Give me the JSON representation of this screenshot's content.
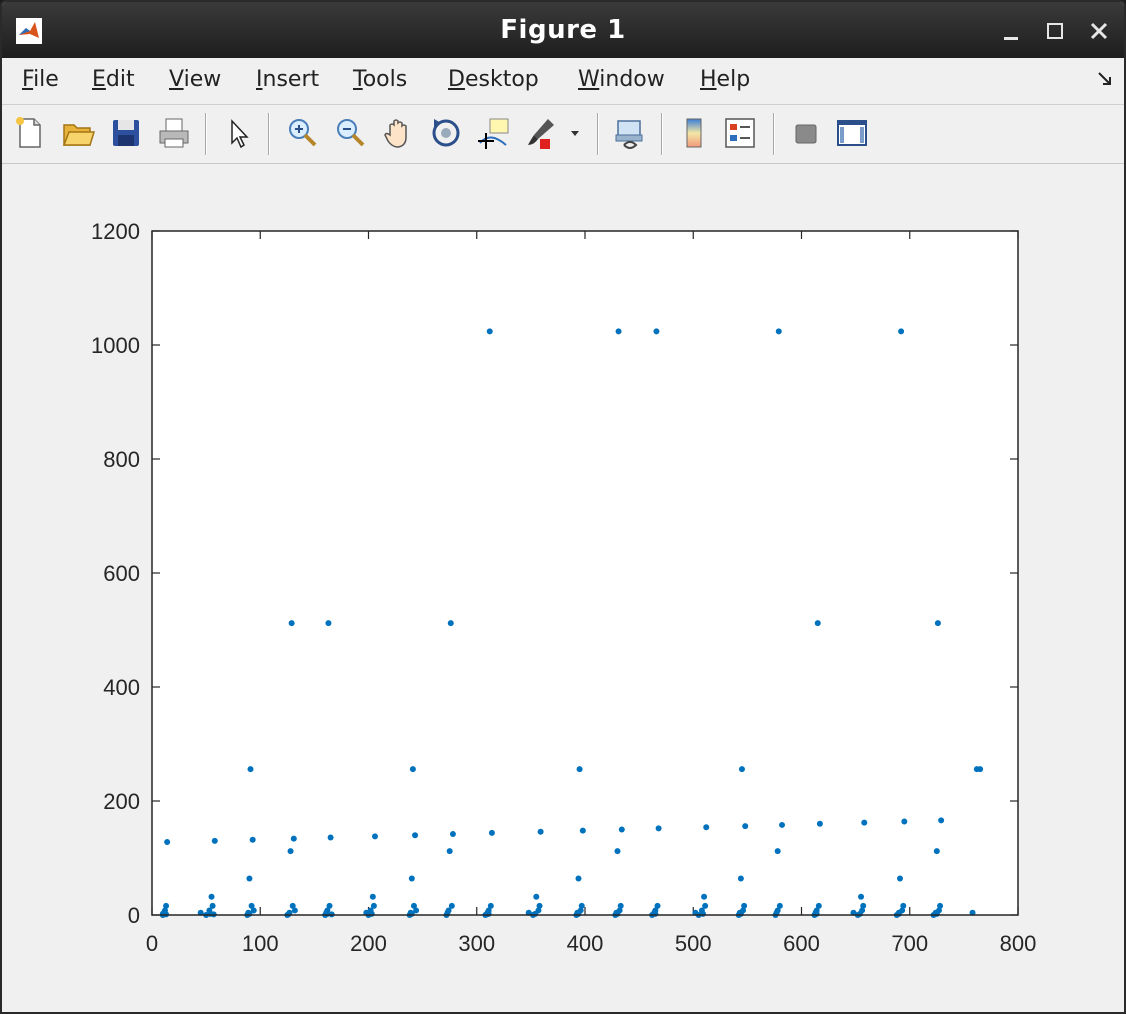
{
  "window": {
    "title": "Figure 1"
  },
  "menu": [
    {
      "prefix": "",
      "accel": "F",
      "rest": "ile"
    },
    {
      "prefix": "",
      "accel": "E",
      "rest": "dit"
    },
    {
      "prefix": "",
      "accel": "V",
      "rest": "iew"
    },
    {
      "prefix": "",
      "accel": "I",
      "rest": "nsert"
    },
    {
      "prefix": "",
      "accel": "T",
      "rest": "ools"
    },
    {
      "prefix": "",
      "accel": "D",
      "rest": "esktop"
    },
    {
      "prefix": "",
      "accel": "W",
      "rest": "indow"
    },
    {
      "prefix": "",
      "accel": "H",
      "rest": "elp"
    }
  ],
  "toolbar": [
    "new-figure-icon",
    "open-file-icon",
    "save-icon",
    "print-icon",
    "edit-plot-arrow-icon",
    "zoom-in-icon",
    "zoom-out-icon",
    "pan-hand-icon",
    "rotate-3d-icon",
    "data-cursor-icon",
    "brush-icon",
    "brush-dropdown-icon",
    "link-plot-icon",
    "colorbar-icon",
    "legend-icon",
    "hide-plot-tools-icon",
    "show-plot-tools-icon"
  ],
  "chart_data": {
    "type": "scatter",
    "title": "",
    "xlabel": "",
    "ylabel": "",
    "xlim": [
      0,
      800
    ],
    "ylim": [
      0,
      1200
    ],
    "xticks": [
      0,
      100,
      200,
      300,
      400,
      500,
      600,
      700,
      800
    ],
    "yticks": [
      0,
      200,
      400,
      600,
      800,
      1000,
      1200
    ],
    "marker_color": "#0072BD",
    "grid": false,
    "series": [
      {
        "points": [
          [
            10,
            0
          ],
          [
            11,
            4
          ],
          [
            12,
            8
          ],
          [
            13,
            16
          ],
          [
            14,
            128
          ],
          [
            10,
            2
          ],
          [
            13,
            1
          ],
          [
            45,
            4
          ],
          [
            50,
            0
          ],
          [
            53,
            8
          ],
          [
            55,
            32
          ],
          [
            56,
            16
          ],
          [
            58,
            130
          ],
          [
            54,
            2
          ],
          [
            57,
            1
          ],
          [
            88,
            0
          ],
          [
            89,
            4
          ],
          [
            90,
            64
          ],
          [
            91,
            256
          ],
          [
            92,
            16
          ],
          [
            93,
            132
          ],
          [
            94,
            8
          ],
          [
            90,
            2
          ],
          [
            125,
            0
          ],
          [
            127,
            4
          ],
          [
            128,
            112
          ],
          [
            129,
            512
          ],
          [
            130,
            16
          ],
          [
            131,
            134
          ],
          [
            132,
            8
          ],
          [
            126,
            1
          ],
          [
            160,
            0
          ],
          [
            161,
            4
          ],
          [
            162,
            8
          ],
          [
            163,
            512
          ],
          [
            164,
            16
          ],
          [
            165,
            136
          ],
          [
            162,
            2
          ],
          [
            166,
            1
          ],
          [
            198,
            4
          ],
          [
            200,
            0
          ],
          [
            202,
            8
          ],
          [
            204,
            32
          ],
          [
            205,
            16
          ],
          [
            206,
            138
          ],
          [
            203,
            2
          ],
          [
            238,
            0
          ],
          [
            239,
            4
          ],
          [
            240,
            64
          ],
          [
            241,
            256
          ],
          [
            242,
            16
          ],
          [
            243,
            140
          ],
          [
            244,
            8
          ],
          [
            240,
            2
          ],
          [
            272,
            0
          ],
          [
            274,
            8
          ],
          [
            275,
            112
          ],
          [
            276,
            512
          ],
          [
            277,
            16
          ],
          [
            278,
            142
          ],
          [
            273,
            4
          ],
          [
            308,
            0
          ],
          [
            310,
            4
          ],
          [
            311,
            8
          ],
          [
            312,
            1024
          ],
          [
            313,
            16
          ],
          [
            314,
            144
          ],
          [
            311,
            2
          ],
          [
            309,
            1
          ],
          [
            348,
            4
          ],
          [
            352,
            0
          ],
          [
            355,
            32
          ],
          [
            357,
            8
          ],
          [
            358,
            16
          ],
          [
            359,
            146
          ],
          [
            354,
            2
          ],
          [
            392,
            0
          ],
          [
            393,
            4
          ],
          [
            394,
            64
          ],
          [
            395,
            256
          ],
          [
            396,
            8
          ],
          [
            397,
            16
          ],
          [
            398,
            148
          ],
          [
            394,
            2
          ],
          [
            428,
            0
          ],
          [
            429,
            4
          ],
          [
            430,
            112
          ],
          [
            431,
            1024
          ],
          [
            432,
            8
          ],
          [
            433,
            16
          ],
          [
            434,
            150
          ],
          [
            430,
            2
          ],
          [
            462,
            0
          ],
          [
            464,
            4
          ],
          [
            465,
            8
          ],
          [
            466,
            1024
          ],
          [
            467,
            16
          ],
          [
            468,
            152
          ],
          [
            465,
            2
          ],
          [
            502,
            4
          ],
          [
            505,
            0
          ],
          [
            508,
            8
          ],
          [
            510,
            32
          ],
          [
            511,
            16
          ],
          [
            512,
            154
          ],
          [
            509,
            2
          ],
          [
            542,
            0
          ],
          [
            543,
            4
          ],
          [
            544,
            64
          ],
          [
            545,
            256
          ],
          [
            546,
            8
          ],
          [
            547,
            16
          ],
          [
            548,
            156
          ],
          [
            544,
            2
          ],
          [
            576,
            0
          ],
          [
            577,
            4
          ],
          [
            578,
            112
          ],
          [
            579,
            1024
          ],
          [
            580,
            16
          ],
          [
            582,
            158
          ],
          [
            578,
            8
          ],
          [
            612,
            0
          ],
          [
            613,
            4
          ],
          [
            614,
            8
          ],
          [
            615,
            512
          ],
          [
            616,
            16
          ],
          [
            617,
            160
          ],
          [
            614,
            2
          ],
          [
            648,
            4
          ],
          [
            652,
            0
          ],
          [
            655,
            32
          ],
          [
            656,
            8
          ],
          [
            657,
            16
          ],
          [
            658,
            162
          ],
          [
            654,
            2
          ],
          [
            688,
            0
          ],
          [
            690,
            4
          ],
          [
            691,
            64
          ],
          [
            692,
            1024
          ],
          [
            693,
            8
          ],
          [
            694,
            16
          ],
          [
            695,
            164
          ],
          [
            690,
            2
          ],
          [
            722,
            0
          ],
          [
            724,
            4
          ],
          [
            725,
            112
          ],
          [
            726,
            512
          ],
          [
            727,
            8
          ],
          [
            728,
            16
          ],
          [
            729,
            166
          ],
          [
            725,
            2
          ],
          [
            758,
            4
          ],
          [
            762,
            256
          ],
          [
            765,
            256
          ]
        ]
      }
    ]
  }
}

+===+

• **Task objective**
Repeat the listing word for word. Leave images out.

• **Solved exercise**
Give me the JSON representation of this screenshot's content.
{
  "window": {
    "title": "Figure 1"
  },
  "menu": [
    {
      "prefix": "",
      "accel": "F",
      "rest": "ile"
    },
    {
      "prefix": "",
      "accel": "E",
      "rest": "dit"
    },
    {
      "prefix": "",
      "accel": "V",
      "rest": "iew"
    },
    {
      "prefix": "",
      "accel": "I",
      "rest": "nsert"
    },
    {
      "prefix": "",
      "accel": "T",
      "rest": "ools"
    },
    {
      "prefix": "",
      "accel": "D",
      "rest": "esktop"
    },
    {
      "prefix": "",
      "accel": "W",
      "rest": "indow"
    },
    {
      "prefix": "",
      "accel": "H",
      "rest": "elp"
    }
  ],
  "toolbar": [
    "new-figure-icon",
    "open-file-icon",
    "save-icon",
    "print-icon",
    "edit-plot-arrow-icon",
    "zoom-in-icon",
    "zoom-out-icon",
    "pan-hand-icon",
    "rotate-3d-icon",
    "data-cursor-icon",
    "brush-icon",
    "brush-dropdown-icon",
    "link-plot-icon",
    "colorbar-icon",
    "legend-icon",
    "hide-plot-tools-icon",
    "show-plot-tools-icon"
  ],
  "chart_data": {
    "type": "scatter",
    "title": "",
    "xlabel": "",
    "ylabel": "",
    "xlim": [
      0,
      800
    ],
    "ylim": [
      0,
      1200
    ],
    "xticks": [
      0,
      100,
      200,
      300,
      400,
      500,
      600,
      700,
      800
    ],
    "yticks": [
      0,
      200,
      400,
      600,
      800,
      1000,
      1200
    ],
    "marker_color": "#0072BD",
    "grid": false,
    "series": [
      {
        "points": [
          [
            10,
            0
          ],
          [
            11,
            4
          ],
          [
            12,
            8
          ],
          [
            13,
            16
          ],
          [
            14,
            128
          ],
          [
            10,
            2
          ],
          [
            13,
            1
          ],
          [
            45,
            4
          ],
          [
            50,
            0
          ],
          [
            53,
            8
          ],
          [
            55,
            32
          ],
          [
            56,
            16
          ],
          [
            58,
            130
          ],
          [
            54,
            2
          ],
          [
            57,
            1
          ],
          [
            88,
            0
          ],
          [
            89,
            4
          ],
          [
            90,
            64
          ],
          [
            91,
            256
          ],
          [
            92,
            16
          ],
          [
            93,
            132
          ],
          [
            94,
            8
          ],
          [
            90,
            2
          ],
          [
            125,
            0
          ],
          [
            127,
            4
          ],
          [
            128,
            112
          ],
          [
            129,
            512
          ],
          [
            130,
            16
          ],
          [
            131,
            134
          ],
          [
            132,
            8
          ],
          [
            126,
            1
          ],
          [
            160,
            0
          ],
          [
            161,
            4
          ],
          [
            162,
            8
          ],
          [
            163,
            512
          ],
          [
            164,
            16
          ],
          [
            165,
            136
          ],
          [
            162,
            2
          ],
          [
            166,
            1
          ],
          [
            198,
            4
          ],
          [
            200,
            0
          ],
          [
            202,
            8
          ],
          [
            204,
            32
          ],
          [
            205,
            16
          ],
          [
            206,
            138
          ],
          [
            203,
            2
          ],
          [
            238,
            0
          ],
          [
            239,
            4
          ],
          [
            240,
            64
          ],
          [
            241,
            256
          ],
          [
            242,
            16
          ],
          [
            243,
            140
          ],
          [
            244,
            8
          ],
          [
            240,
            2
          ],
          [
            272,
            0
          ],
          [
            274,
            8
          ],
          [
            275,
            112
          ],
          [
            276,
            512
          ],
          [
            277,
            16
          ],
          [
            278,
            142
          ],
          [
            273,
            4
          ],
          [
            308,
            0
          ],
          [
            310,
            4
          ],
          [
            311,
            8
          ],
          [
            312,
            1024
          ],
          [
            313,
            16
          ],
          [
            314,
            144
          ],
          [
            311,
            2
          ],
          [
            309,
            1
          ],
          [
            348,
            4
          ],
          [
            352,
            0
          ],
          [
            355,
            32
          ],
          [
            357,
            8
          ],
          [
            358,
            16
          ],
          [
            359,
            146
          ],
          [
            354,
            2
          ],
          [
            392,
            0
          ],
          [
            393,
            4
          ],
          [
            394,
            64
          ],
          [
            395,
            256
          ],
          [
            396,
            8
          ],
          [
            397,
            16
          ],
          [
            398,
            148
          ],
          [
            394,
            2
          ],
          [
            428,
            0
          ],
          [
            429,
            4
          ],
          [
            430,
            112
          ],
          [
            431,
            1024
          ],
          [
            432,
            8
          ],
          [
            433,
            16
          ],
          [
            434,
            150
          ],
          [
            430,
            2
          ],
          [
            462,
            0
          ],
          [
            464,
            4
          ],
          [
            465,
            8
          ],
          [
            466,
            1024
          ],
          [
            467,
            16
          ],
          [
            468,
            152
          ],
          [
            465,
            2
          ],
          [
            502,
            4
          ],
          [
            505,
            0
          ],
          [
            508,
            8
          ],
          [
            510,
            32
          ],
          [
            511,
            16
          ],
          [
            512,
            154
          ],
          [
            509,
            2
          ],
          [
            542,
            0
          ],
          [
            543,
            4
          ],
          [
            544,
            64
          ],
          [
            545,
            256
          ],
          [
            546,
            8
          ],
          [
            547,
            16
          ],
          [
            548,
            156
          ],
          [
            544,
            2
          ],
          [
            576,
            0
          ],
          [
            577,
            4
          ],
          [
            578,
            112
          ],
          [
            579,
            1024
          ],
          [
            580,
            16
          ],
          [
            582,
            158
          ],
          [
            578,
            8
          ],
          [
            612,
            0
          ],
          [
            613,
            4
          ],
          [
            614,
            8
          ],
          [
            615,
            512
          ],
          [
            616,
            16
          ],
          [
            617,
            160
          ],
          [
            614,
            2
          ],
          [
            648,
            4
          ],
          [
            652,
            0
          ],
          [
            655,
            32
          ],
          [
            656,
            8
          ],
          [
            657,
            16
          ],
          [
            658,
            162
          ],
          [
            654,
            2
          ],
          [
            688,
            0
          ],
          [
            690,
            4
          ],
          [
            691,
            64
          ],
          [
            692,
            1024
          ],
          [
            693,
            8
          ],
          [
            694,
            16
          ],
          [
            695,
            164
          ],
          [
            690,
            2
          ],
          [
            722,
            0
          ],
          [
            724,
            4
          ],
          [
            725,
            112
          ],
          [
            726,
            512
          ],
          [
            727,
            8
          ],
          [
            728,
            16
          ],
          [
            729,
            166
          ],
          [
            725,
            2
          ],
          [
            758,
            4
          ],
          [
            762,
            256
          ],
          [
            765,
            256
          ]
        ]
      }
    ]
  }
}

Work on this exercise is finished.